Editorial: The Road Ahead
By Jesse LaVancher
2015 was a banner year for LGBTQ rights in the United States. The Supreme Court’s decision to legalize gay marriage was a seminal moment in the LGBTQ community’s struggle for equality. Gay and lesbian parents can now legally adopt children and raise a family. Media coverage of LGBTQ issues reached an all-time high as popular culture and public opinion continued to increasingly accept transgender identities and same-sex relationships. Corporate advocacy curtailed state religious-freedom laws that would have provided a defense for discrimination. Transgender Americans can openly and authentically serve their country in the military. Over 450 openly gay elected officials currently serve across the country. Young people are having intelligent debates about intersectionality and coining new terms that they feel help define their personality and gender. More and more allies are speaking up on behalf of the LGBTQ community from Wall Street to Main Street and from professional sports leagues to classrooms. And the list goes on.
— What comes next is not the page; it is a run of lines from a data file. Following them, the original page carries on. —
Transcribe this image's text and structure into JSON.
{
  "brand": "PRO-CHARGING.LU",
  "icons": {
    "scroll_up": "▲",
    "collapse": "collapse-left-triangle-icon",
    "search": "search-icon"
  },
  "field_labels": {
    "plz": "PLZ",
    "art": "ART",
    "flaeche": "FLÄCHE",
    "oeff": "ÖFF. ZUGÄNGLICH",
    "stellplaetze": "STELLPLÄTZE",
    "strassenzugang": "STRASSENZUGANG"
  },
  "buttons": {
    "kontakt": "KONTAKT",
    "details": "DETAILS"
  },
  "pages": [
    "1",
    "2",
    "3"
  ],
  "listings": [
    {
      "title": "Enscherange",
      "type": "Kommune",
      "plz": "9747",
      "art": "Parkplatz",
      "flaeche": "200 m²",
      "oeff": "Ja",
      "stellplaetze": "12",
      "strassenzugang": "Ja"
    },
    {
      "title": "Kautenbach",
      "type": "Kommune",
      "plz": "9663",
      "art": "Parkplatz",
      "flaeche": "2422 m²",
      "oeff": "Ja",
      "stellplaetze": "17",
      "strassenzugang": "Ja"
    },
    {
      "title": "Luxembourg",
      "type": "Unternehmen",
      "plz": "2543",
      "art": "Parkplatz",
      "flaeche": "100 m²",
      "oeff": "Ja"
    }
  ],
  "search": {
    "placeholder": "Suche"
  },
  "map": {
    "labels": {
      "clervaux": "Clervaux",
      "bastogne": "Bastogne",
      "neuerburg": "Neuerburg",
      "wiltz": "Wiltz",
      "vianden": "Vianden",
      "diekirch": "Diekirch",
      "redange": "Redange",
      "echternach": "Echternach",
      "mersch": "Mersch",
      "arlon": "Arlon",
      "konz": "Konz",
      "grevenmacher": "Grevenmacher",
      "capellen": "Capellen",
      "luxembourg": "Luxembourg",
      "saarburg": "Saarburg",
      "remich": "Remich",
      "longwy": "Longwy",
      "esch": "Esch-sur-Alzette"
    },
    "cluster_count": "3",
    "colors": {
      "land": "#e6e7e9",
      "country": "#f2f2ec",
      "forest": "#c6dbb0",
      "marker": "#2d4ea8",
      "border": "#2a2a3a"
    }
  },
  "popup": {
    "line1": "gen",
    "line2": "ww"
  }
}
So, should the LGBTQ community celebrate their hard-fought successes and revel in the victories that for decades seemed impossible? Absolutely. Should the LGBTQ community rest on its laurels and declare that true equality has been achieved? To quote Deborah Cox, “Absolutely not!” To say that true equality has been achieved is nothing more than a myth.
The Road Ahead
Unfortunately, in our post-marriage equality world, many within the LGBTQ community feel that the fight is over. As we pat ourselves on the back, the opposition is running vile campaigns and attempting to abolish basic human rights protections for our community. LGBTQ people continue to endure workplace discrimination, hate crimes and homophobia. So-called “religious freedom laws” that various states are attempting to enact will, if passed, legally sanction blatant discriminatory practices in everyday life. Those who are marginalized the most, particularly the transgender community and LGBT people of color, continue to live in world where true equality is a dream, not a reality. The Williams Institute recently reported that 41% of trans people in America have attempted suicide, compared to 4.6% of the general population. Although the LGBTQ community has recently achieved tremendous victories, the fight is far from over.
In 2016, we need more state-level protections for the LGBTQ community, particularly as the religious freedom debate kicks into overdrive. We need to encourage more community conversations about LGBTQ issues and how they intersect with other community, economic and societal issues like poverty, disabilities, drug use, education and mental health. We need more celebrities to use their star power to raise awareness about the struggles the LGBTQ community continues to face. LGBTQ people need to vote and vote often. This might sound obvious, but it ensures that we have an impact on policies that affect us. We need to sign petitions, create gay spaces, hold vigils, protest when necessary, elect gay officials and support LGBTQ businesses, community centers and artists. We need to share our personal and professional stories through blog posts, tweets and articles in LGBTQ publications like Q Virginia. We need to express heartfelt gratitude, thanks and love for our straight allies—for without them, we would not be where we are today. The road ahead is bumpy, but we can make it . . . if we work together.